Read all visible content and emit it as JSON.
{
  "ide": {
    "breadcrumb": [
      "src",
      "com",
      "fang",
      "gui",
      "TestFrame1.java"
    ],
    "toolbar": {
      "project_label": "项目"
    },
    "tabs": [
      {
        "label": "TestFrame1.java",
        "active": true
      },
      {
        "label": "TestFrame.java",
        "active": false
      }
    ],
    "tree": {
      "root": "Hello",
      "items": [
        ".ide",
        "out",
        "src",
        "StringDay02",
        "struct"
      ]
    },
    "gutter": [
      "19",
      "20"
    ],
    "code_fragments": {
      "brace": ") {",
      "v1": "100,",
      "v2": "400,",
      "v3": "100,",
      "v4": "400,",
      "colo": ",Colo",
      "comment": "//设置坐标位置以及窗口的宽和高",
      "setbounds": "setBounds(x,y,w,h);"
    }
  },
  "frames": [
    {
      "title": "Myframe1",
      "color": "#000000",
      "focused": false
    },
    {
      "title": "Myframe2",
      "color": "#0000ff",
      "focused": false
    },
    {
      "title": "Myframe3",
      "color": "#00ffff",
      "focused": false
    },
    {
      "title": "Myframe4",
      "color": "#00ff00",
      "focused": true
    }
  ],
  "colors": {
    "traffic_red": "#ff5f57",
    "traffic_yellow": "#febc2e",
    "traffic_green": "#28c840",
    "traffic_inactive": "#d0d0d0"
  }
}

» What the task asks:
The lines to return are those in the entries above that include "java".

» Problem solution:
      "TestFrame1.java"
        "label": "TestFrame1.java",
        "label": "TestFrame.java",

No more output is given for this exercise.